WHAT THE TASK ASKS — Leaving out every picture, output the records below exactly as they are.

DATA TO EXAMINE —
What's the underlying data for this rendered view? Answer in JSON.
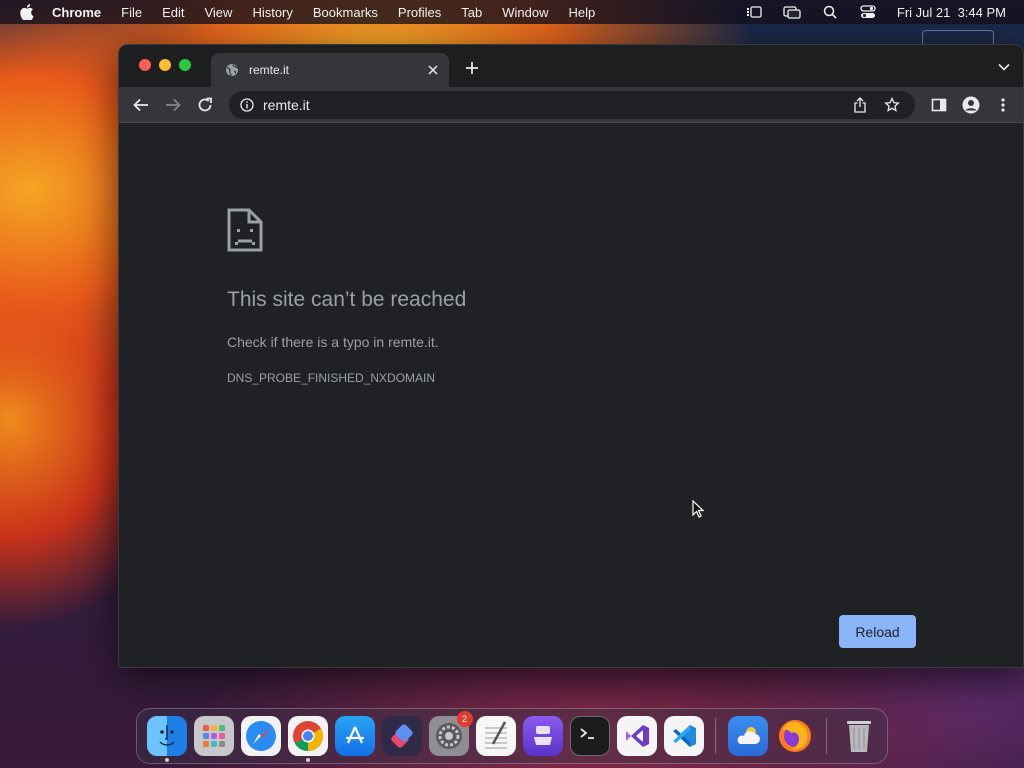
{
  "menubar": {
    "app_name": "Chrome",
    "items": [
      "File",
      "Edit",
      "View",
      "History",
      "Bookmarks",
      "Profiles",
      "Tab",
      "Window",
      "Help"
    ],
    "clock": "Fri Jul 21  3:44 PM"
  },
  "tab": {
    "title": "remte.it"
  },
  "toolbar": {
    "url": "remte.it"
  },
  "error": {
    "title": "This site can’t be reached",
    "description": "Check if there is a typo in remte.it.",
    "code": "DNS_PROBE_FINISHED_NXDOMAIN",
    "reload_label": "Reload"
  },
  "dock": {
    "apps": [
      "Finder",
      "Launchpad",
      "Safari",
      "Google Chrome",
      "App Store",
      "Shortcuts",
      "System Settings",
      "TextEdit",
      "Simulator",
      "Terminal",
      "Visual Studio",
      "Visual Studio Code",
      "Weather",
      "Firefox",
      "Trash"
    ],
    "settings_badge": "2"
  },
  "colors": {
    "reload_button": "#8ab4f8",
    "page_background": "#202124",
    "error_text": "#9aa0a6"
  }
}
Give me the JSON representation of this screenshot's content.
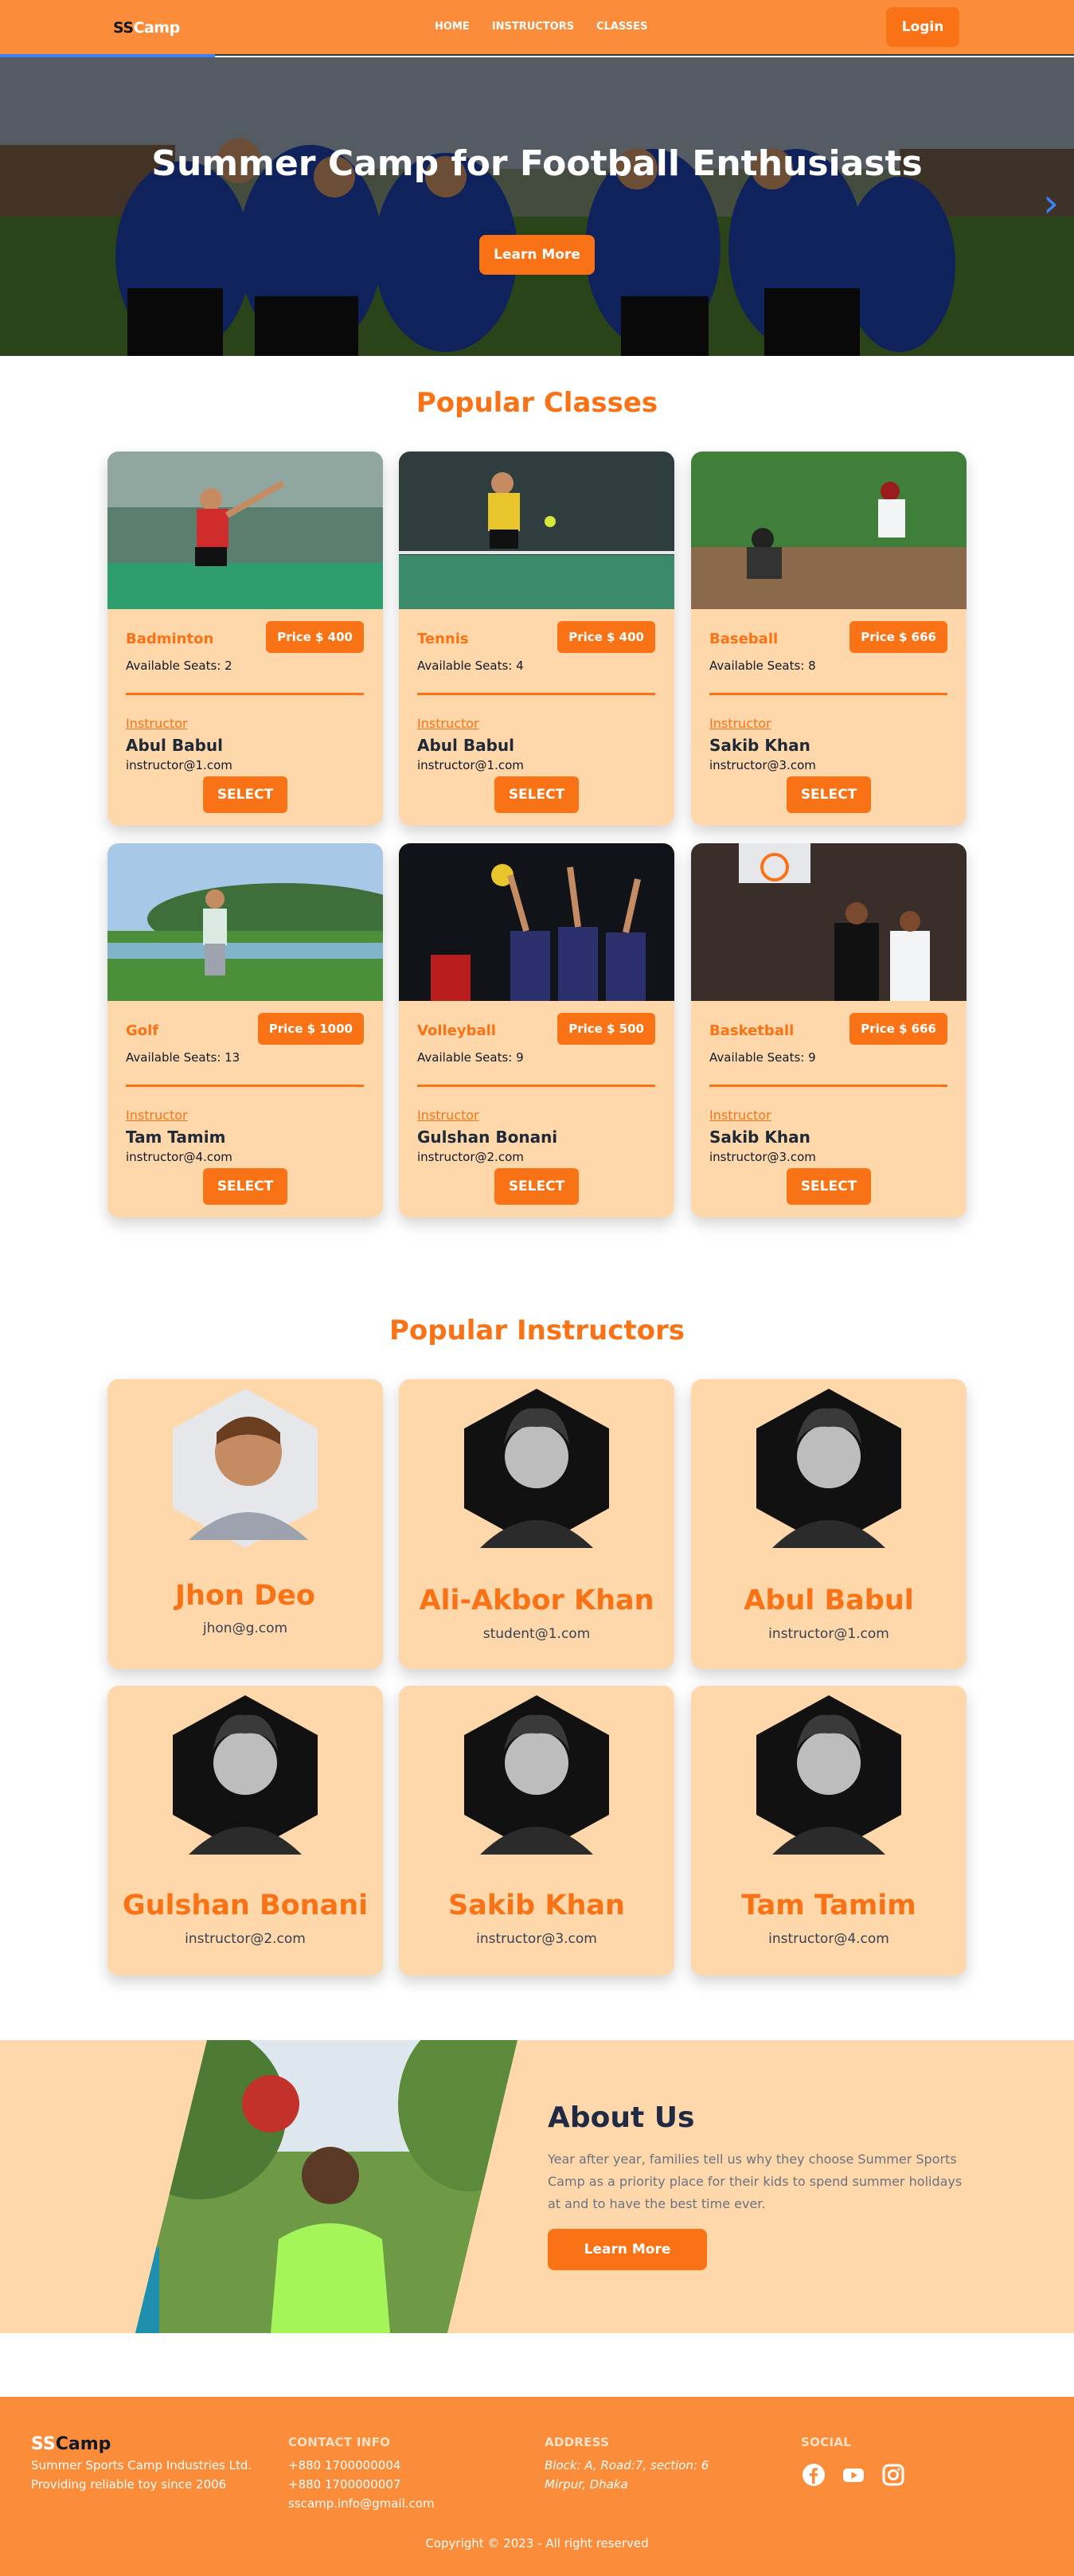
{
  "nav": {
    "logo_ss": "SS",
    "logo_camp": "Camp",
    "links": [
      "HOME",
      "INSTRUCTORS",
      "CLASSES"
    ],
    "login": "Login"
  },
  "hero": {
    "title": "Summer Camp for Football Enthusiasts",
    "button": "Learn More",
    "arrow_icon": "chevron-right-icon"
  },
  "popular_classes": {
    "title": "Popular Classes",
    "instructor_label": "Instructor",
    "select_label": "SELECT",
    "items": [
      {
        "name": "Badminton",
        "price": "Price $ 400",
        "seats": "Available Seats: 2",
        "instructor": "Abul Babul",
        "email": "instructor@1.com"
      },
      {
        "name": "Tennis",
        "price": "Price $ 400",
        "seats": "Available Seats: 4",
        "instructor": "Abul Babul",
        "email": "instructor@1.com"
      },
      {
        "name": "Baseball",
        "price": "Price $ 666",
        "seats": "Available Seats: 8",
        "instructor": "Sakib Khan",
        "email": "instructor@3.com"
      },
      {
        "name": "Golf",
        "price": "Price $ 1000",
        "seats": "Available Seats: 13",
        "instructor": "Tam Tamim",
        "email": "instructor@4.com"
      },
      {
        "name": "Volleyball",
        "price": "Price $ 500",
        "seats": "Available Seats: 9",
        "instructor": "Gulshan Bonani",
        "email": "instructor@2.com"
      },
      {
        "name": "Basketball",
        "price": "Price $ 666",
        "seats": "Available Seats: 9",
        "instructor": "Sakib Khan",
        "email": "instructor@3.com"
      }
    ]
  },
  "popular_instructors": {
    "title": "Popular Instructors",
    "items": [
      {
        "name": "Jhon Deo",
        "email": "jhon@g.com"
      },
      {
        "name": "Ali-Akbor Khan",
        "email": "student@1.com"
      },
      {
        "name": "Abul Babul",
        "email": "instructor@1.com"
      },
      {
        "name": "Gulshan Bonani",
        "email": "instructor@2.com"
      },
      {
        "name": "Sakib Khan",
        "email": "instructor@3.com"
      },
      {
        "name": "Tam Tamim",
        "email": "instructor@4.com"
      }
    ]
  },
  "about": {
    "title": "About Us",
    "text": "Year after year, families tell us why they choose Summer Sports Camp as a priority place for their kids to spend summer holidays at and to have the best time ever.",
    "button": "Learn More"
  },
  "footer": {
    "logo_ss": "SS",
    "logo_camp": "Camp",
    "tagline1": "Summer Sports Camp Industries Ltd.",
    "tagline2": "Providing reliable toy since 2006",
    "contact_head": "CONTACT INFO",
    "phone1": "+880 1700000004",
    "phone2": "+880 1700000007",
    "email": "sscamp.info@gmail.com",
    "address_head": "ADDRESS",
    "address1": "Block: A, Road:7, section: 6",
    "address2": "Mirpur, Dhaka",
    "social_head": "SOCIAL",
    "social_icons": [
      "facebook-icon",
      "youtube-icon",
      "instagram-icon"
    ],
    "copyright": "Copyright © 2023 - All right reserved"
  },
  "colors": {
    "brand": "#f97316",
    "nav_bg": "#fb8c3a",
    "card_bg": "#fed7aa"
  }
}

RESPONSE TO THIS EXERCISE —
What's the underlying data for this rendered view? Answer in JSON.
{
  "menubar": {
    "app_name": "Chrome",
    "items": [
      "File",
      "Edit",
      "View",
      "History",
      "Bookmarks",
      "Profiles",
      "Tab",
      "Window",
      "Help"
    ],
    "clock": "Fri Jul 21  3:44 PM"
  },
  "tab": {
    "title": "remte.it"
  },
  "toolbar": {
    "url": "remte.it"
  },
  "error": {
    "title": "This site can’t be reached",
    "description": "Check if there is a typo in remte.it.",
    "code": "DNS_PROBE_FINISHED_NXDOMAIN",
    "reload_label": "Reload"
  },
  "dock": {
    "apps": [
      "Finder",
      "Launchpad",
      "Safari",
      "Google Chrome",
      "App Store",
      "Shortcuts",
      "System Settings",
      "TextEdit",
      "Simulator",
      "Terminal",
      "Visual Studio",
      "Visual Studio Code",
      "Weather",
      "Firefox",
      "Trash"
    ],
    "settings_badge": "2"
  },
  "colors": {
    "reload_button": "#8ab4f8",
    "page_background": "#202124",
    "error_text": "#9aa0a6"
  }
}
Give me the JSON representation of this screenshot's content.
{
  "nav": {
    "logo_ss": "SS",
    "logo_camp": "Camp",
    "links": [
      "HOME",
      "INSTRUCTORS",
      "CLASSES"
    ],
    "login": "Login"
  },
  "hero": {
    "title": "Summer Camp for Football Enthusiasts",
    "button": "Learn More",
    "arrow_icon": "chevron-right-icon"
  },
  "popular_classes": {
    "title": "Popular Classes",
    "instructor_label": "Instructor",
    "select_label": "SELECT",
    "items": [
      {
        "name": "Badminton",
        "price": "Price $ 400",
        "seats": "Available Seats: 2",
        "instructor": "Abul Babul",
        "email": "instructor@1.com"
      },
      {
        "name": "Tennis",
        "price": "Price $ 400",
        "seats": "Available Seats: 4",
        "instructor": "Abul Babul",
        "email": "instructor@1.com"
      },
      {
        "name": "Baseball",
        "price": "Price $ 666",
        "seats": "Available Seats: 8",
        "instructor": "Sakib Khan",
        "email": "instructor@3.com"
      },
      {
        "name": "Golf",
        "price": "Price $ 1000",
        "seats": "Available Seats: 13",
        "instructor": "Tam Tamim",
        "email": "instructor@4.com"
      },
      {
        "name": "Volleyball",
        "price": "Price $ 500",
        "seats": "Available Seats: 9",
        "instructor": "Gulshan Bonani",
        "email": "instructor@2.com"
      },
      {
        "name": "Basketball",
        "price": "Price $ 666",
        "seats": "Available Seats: 9",
        "instructor": "Sakib Khan",
        "email": "instructor@3.com"
      }
    ]
  },
  "popular_instructors": {
    "title": "Popular Instructors",
    "items": [
      {
        "name": "Jhon Deo",
        "email": "jhon@g.com"
      },
      {
        "name": "Ali-Akbor Khan",
        "email": "student@1.com"
      },
      {
        "name": "Abul Babul",
        "email": "instructor@1.com"
      },
      {
        "name": "Gulshan Bonani",
        "email": "instructor@2.com"
      },
      {
        "name": "Sakib Khan",
        "email": "instructor@3.com"
      },
      {
        "name": "Tam Tamim",
        "email": "instructor@4.com"
      }
    ]
  },
  "about": {
    "title": "About Us",
    "text": "Year after year, families tell us why they choose Summer Sports Camp as a priority place for their kids to spend summer holidays at and to have the best time ever.",
    "button": "Learn More"
  },
  "footer": {
    "logo_ss": "SS",
    "logo_camp": "Camp",
    "tagline1": "Summer Sports Camp Industries Ltd.",
    "tagline2": "Providing reliable toy since 2006",
    "contact_head": "CONTACT INFO",
    "phone1": "+880 1700000004",
    "phone2": "+880 1700000007",
    "email": "sscamp.info@gmail.com",
    "address_head": "ADDRESS",
    "address1": "Block: A, Road:7, section: 6",
    "address2": "Mirpur, Dhaka",
    "social_head": "SOCIAL",
    "social_icons": [
      "facebook-icon",
      "youtube-icon",
      "instagram-icon"
    ],
    "copyright": "Copyright © 2023 - All right reserved"
  },
  "colors": {
    "brand": "#f97316",
    "nav_bg": "#fb8c3a",
    "card_bg": "#fed7aa"
  }
}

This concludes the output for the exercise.